Four Fitz undergraduates have helped to set up a new access initiative for Cambridge – aim (access-inspire-mobilise).
Tyra Amofah-Akardom (Education 2018), Tolu Mustapha (Law 2019), Tami Briggs (HSPS 2019) and Leona Kouame (HSPS 2019) each have different roles within the initiative, including web design, providing written and video content and developing social media campaigns.
Tolu said: "The new aim website is being launched today as the end of July marks around the time that we attended open days at Cambridge.
"At that time I’d never met anyone who had studied at Cambridge, let alone someone who looked like me. The thought of studying here seemed quite abstract.
"After being introduced to current BME students and learning about their experiences through open days, access schemes like Target Oxbridge, plus YouTube and social media, I felt a lot more confident knowing more about the environment and people.
"I hope that we can help prospective students and incoming freshers in a similar way."
The student-led initiative wants to inspire students from underrepresented ethnic backgrounds to apply confidently to the University, knowing that Cambridge is a space for them. It was initially thought up by Tse Uweja, who is going into her third year studying Engineering at St Catharine’s College.
Baroness Morgan, Master at Fitzwilliam College, said: "I am pleased and proud that our students have been so instrumental in the launch of this new access programme. The initiative aligns closely to the values of Fitzwilliam College – we are committed to encouraging applications from all students who show real academic potential, regardless of social or educational background. Diversity in our student body is of real benefit to all of our College members."
Tyra said: "Cambridge is often presented as a place where students from underrepresented ethnic groups don't attend, but this couldn’t be further from the truth.
"We exist in this space, we flourish and succeed here and this must be celebrated. That isn't to say that representation isn’t a massive issue, but hopefully aim helps us get one step closer to tackling this."
The new website collates the experiences of underrepresented BME students across the University through blogs and vlogs, FAQs and a map of cultural hotspots. It will also promote cultural societies and outreach events.
Tami said: "I joined aim because as a student from a minority ethnic background who has been through the application process, I understand the importance of prospective students having access to accurate information."
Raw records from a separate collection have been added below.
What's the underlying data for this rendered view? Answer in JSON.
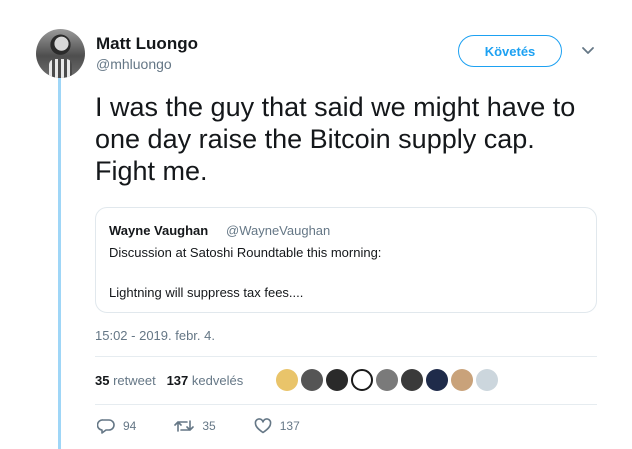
{
  "author": {
    "name": "Matt Luongo",
    "handle": "@mhluongo"
  },
  "follow_button": {
    "label": "Követés"
  },
  "tweet": {
    "text": "I was the guy that said we might have to\none day raise the Bitcoin supply cap.\nFight me."
  },
  "quoted_tweet": {
    "author_name": "Wayne Vaughan",
    "author_handle": "@WayneVaughan",
    "line1": "Discussion at Satoshi Roundtable this morning:",
    "line2": "Lightning will suppress tax fees...."
  },
  "timestamp": "15:02 - 2019. febr. 4.",
  "stats": {
    "retweets_count": "35",
    "retweets_label": "retweet",
    "likes_count": "137",
    "likes_label": "kedvelés"
  },
  "likers": [
    {
      "color": "#e9c46a"
    },
    {
      "color": "#555555"
    },
    {
      "color": "#2a2a2a"
    },
    {
      "color": "#ffffff"
    },
    {
      "color": "#7a7a7a"
    },
    {
      "color": "#3a3a3a"
    },
    {
      "color": "#1f2b4a"
    },
    {
      "color": "#c9a27a"
    },
    {
      "color": "#ccd6dd"
    }
  ],
  "actions": {
    "replies": "94",
    "retweets": "35",
    "likes": "137"
  },
  "colors": {
    "accent": "#1da1f2",
    "thread_line": "#9fd6f7",
    "muted": "#657786"
  }
}
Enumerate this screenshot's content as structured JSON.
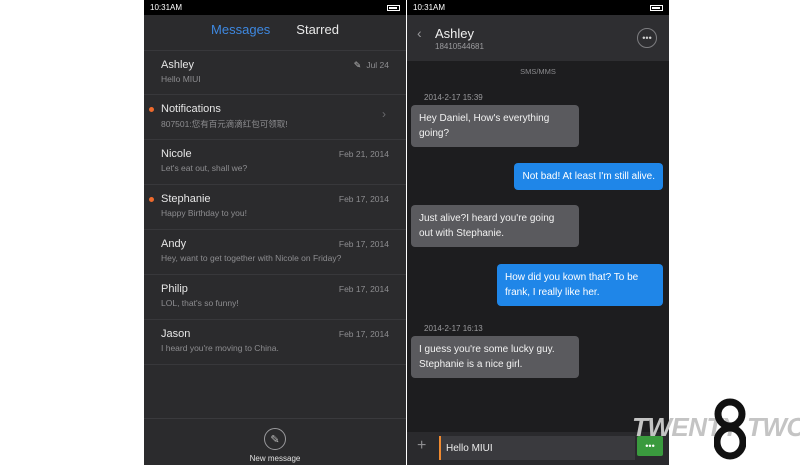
{
  "left": {
    "status_time": "10:31AM",
    "tabs": [
      {
        "label": "Messages",
        "active": true
      },
      {
        "label": "Starred",
        "active": false
      }
    ],
    "conversations": [
      {
        "name": "Ashley",
        "preview": "Hello MIUI",
        "date": "Jul 24",
        "unread": false,
        "icon": "pencil-icon"
      },
      {
        "name": "Notifications",
        "preview": "807501:您有百元滴滴红包可领取!",
        "date": "",
        "unread": true,
        "icon": "chevron-right-icon"
      },
      {
        "name": "Nicole",
        "preview": "Let's eat out, shall we?",
        "date": "Feb 21, 2014",
        "unread": false
      },
      {
        "name": "Stephanie",
        "preview": "Happy Birthday to you!",
        "date": "Feb 17, 2014",
        "unread": true
      },
      {
        "name": "Andy",
        "preview": "Hey, want to get together with Nicole on Friday?",
        "date": "Feb 17, 2014",
        "unread": false
      },
      {
        "name": "Philip",
        "preview": "LOL, that's so funny!",
        "date": "Feb 17, 2014",
        "unread": false
      },
      {
        "name": "Jason",
        "preview": "I heard you're moving to China.",
        "date": "Feb 17, 2014",
        "unread": false
      }
    ],
    "new_message_label": "New message",
    "accent_color": "#3e88e0",
    "unread_dot_color": "#ef6a2c"
  },
  "right": {
    "status_time": "10:31AM",
    "contact_name": "Ashley",
    "contact_phone": "18410544681",
    "channel": "SMS/MMS",
    "messages": [
      {
        "type": "timestamp",
        "text": "2014-2-17 15:39"
      },
      {
        "type": "in",
        "lines": [
          "Hey Daniel, How's everything",
          "going?"
        ]
      },
      {
        "type": "out",
        "lines": [
          "Not bad! At least I'm still alive."
        ]
      },
      {
        "type": "in",
        "lines": [
          "Just  alive?I heard you're going",
          "out with Stephanie."
        ]
      },
      {
        "type": "out",
        "lines": [
          "How did you kown that? To be",
          "frank, I really like her."
        ]
      },
      {
        "type": "timestamp",
        "text": "2014-2-17 16:13"
      },
      {
        "type": "in",
        "lines": [
          "I guess you're some lucky guy.",
          "Stephanie is a nice girl."
        ]
      }
    ],
    "input_value": "Hello MIUI",
    "send_label": "•••",
    "bubble_out_color": "#1f86e8",
    "send_color": "#3a9a3e"
  },
  "logo": {
    "word1": "TWENTY",
    "word2": "TWO"
  }
}
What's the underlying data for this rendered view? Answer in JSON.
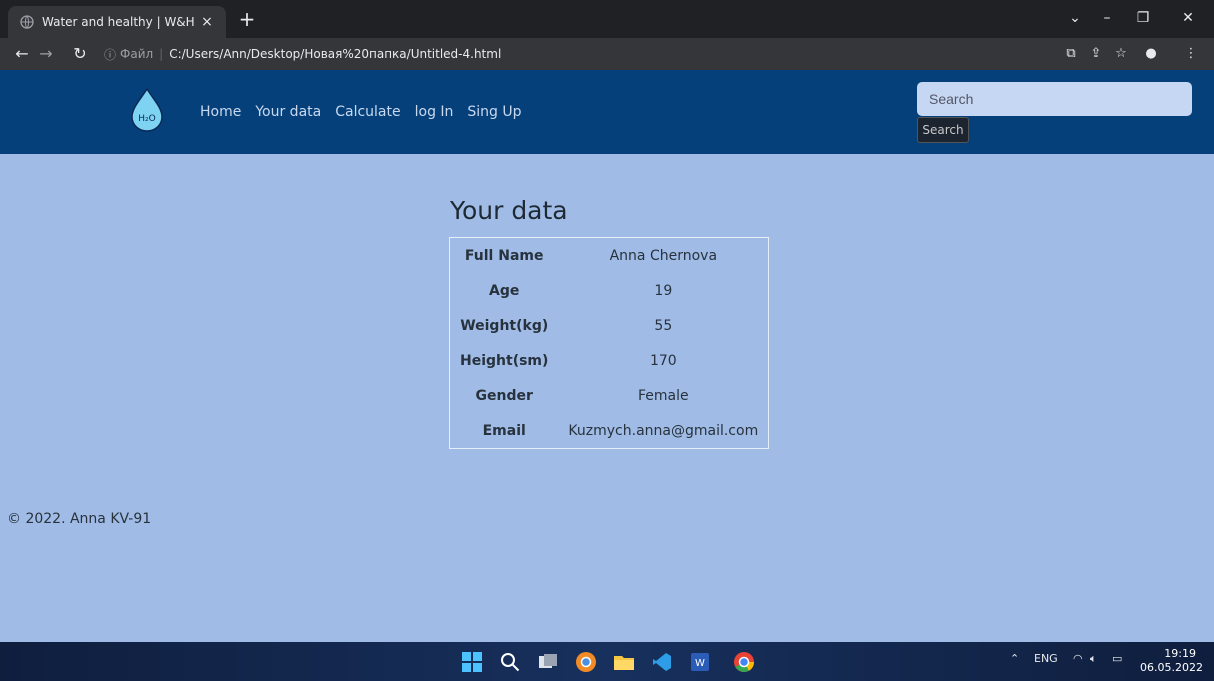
{
  "browser": {
    "tab_title": "Water and healthy | W&H",
    "tab_close": "×",
    "new_tab": "+",
    "address_scheme": "Файл",
    "address_url": "C:/Users/Ann/Desktop/Новая%20папка/Untitled-4.html"
  },
  "navbar": {
    "logo_text": "H2O",
    "links": [
      "Home",
      "Your data",
      "Calculate",
      "log In",
      "Sing Up"
    ],
    "search_placeholder": "Search",
    "search_button": "Search"
  },
  "main": {
    "heading": "Your data",
    "rows": [
      {
        "label": "Full Name",
        "value": "Anna Chernova"
      },
      {
        "label": "Age",
        "value": "19"
      },
      {
        "label": "Weight(kg)",
        "value": "55"
      },
      {
        "label": "Height(sm)",
        "value": "170"
      },
      {
        "label": "Gender",
        "value": "Female"
      },
      {
        "label": "Email",
        "value": "Kuzmych.anna@gmail.com"
      }
    ]
  },
  "footer": {
    "text": "© 2022. Anna KV-91"
  },
  "taskbar": {
    "lang": "ENG",
    "time": "19:19",
    "date": "06.05.2022"
  },
  "colors": {
    "navbar": "#06407a",
    "page_bg": "#a0bce6",
    "chrome_dark": "#202124",
    "toolbar": "#35363a"
  }
}
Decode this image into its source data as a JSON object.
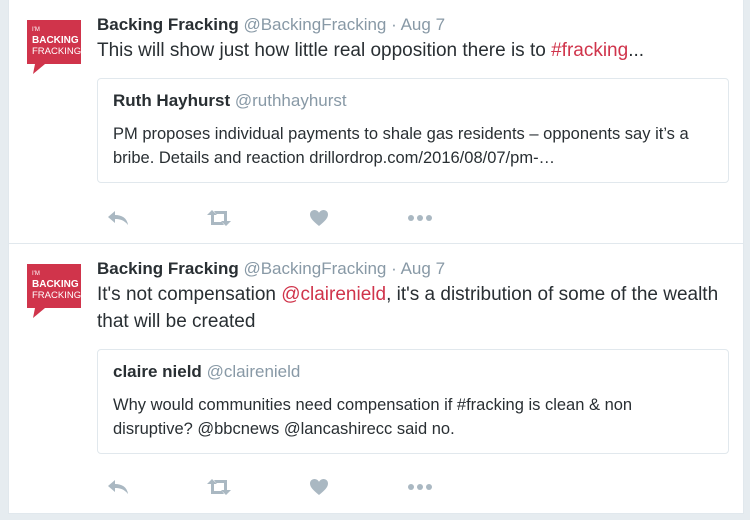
{
  "colors": {
    "brand": "#d0344b",
    "icon_gray": "#aab8c2",
    "meta_gray": "#8899a6"
  },
  "tweets": [
    {
      "avatar": {
        "line1": "I'M",
        "line2": "BACKING",
        "line3": "FRACKING"
      },
      "name": "Backing Fracking",
      "handle": "@BackingFracking",
      "separator": "·",
      "time": "Aug 7",
      "text_before": "This will show just how little real opposition there is to ",
      "text_link": "#fracking",
      "text_after": "...",
      "quote": {
        "name": "Ruth Hayhurst",
        "handle": "@ruthhayhurst",
        "text": "PM proposes individual payments to shale gas residents – opponents say it’s a bribe. Details and reaction drillordrop.com/2016/08/07/pm-…"
      },
      "actions": [
        "reply-icon",
        "retweet-icon",
        "like-icon",
        "more-icon"
      ]
    },
    {
      "avatar": {
        "line1": "I'M",
        "line2": "BACKING",
        "line3": "FRACKING"
      },
      "name": "Backing Fracking",
      "handle": "@BackingFracking",
      "separator": "·",
      "time": "Aug 7",
      "text_before": "It's not compensation ",
      "text_link": "@clairenield",
      "text_after": ", it's a distribution of some of the wealth that will be created",
      "quote": {
        "name": "claire nield",
        "handle": "@clairenield",
        "text": "Why would communities need compensation if #fracking is clean & non disruptive? @bbcnews @lancashirecc said no."
      },
      "actions": [
        "reply-icon",
        "retweet-icon",
        "like-icon",
        "more-icon"
      ]
    }
  ]
}
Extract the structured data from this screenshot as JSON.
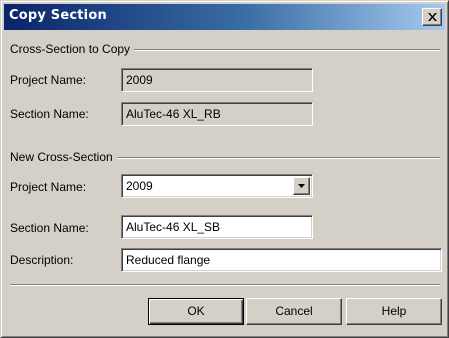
{
  "window": {
    "title": "Copy Section",
    "close_glyph": "close-icon"
  },
  "source_group": {
    "label": "Cross-Section to Copy",
    "project_name_label": "Project Name:",
    "project_name_value": "2009",
    "section_name_label": "Section Name:",
    "section_name_value": "AluTec-46 XL_RB"
  },
  "target_group": {
    "label": "New Cross-Section",
    "project_name_label": "Project Name:",
    "project_name_value": "2009",
    "section_name_label": "Section Name:",
    "section_name_value": "AluTec-46 XL_SB",
    "description_label": "Description:",
    "description_value": "Reduced flange"
  },
  "buttons": {
    "ok": "OK",
    "cancel": "Cancel",
    "help": "Help"
  },
  "colors": {
    "face": "#d4d0c8",
    "title_start": "#0a246a",
    "title_end": "#a6caf0"
  }
}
Leona added: "I’m inspired by students at Cambridge every day, especially those that have made spaces where different cultures and backgrounds are celebrated. I would love for aim to show the variety of opportunities at Cambridge."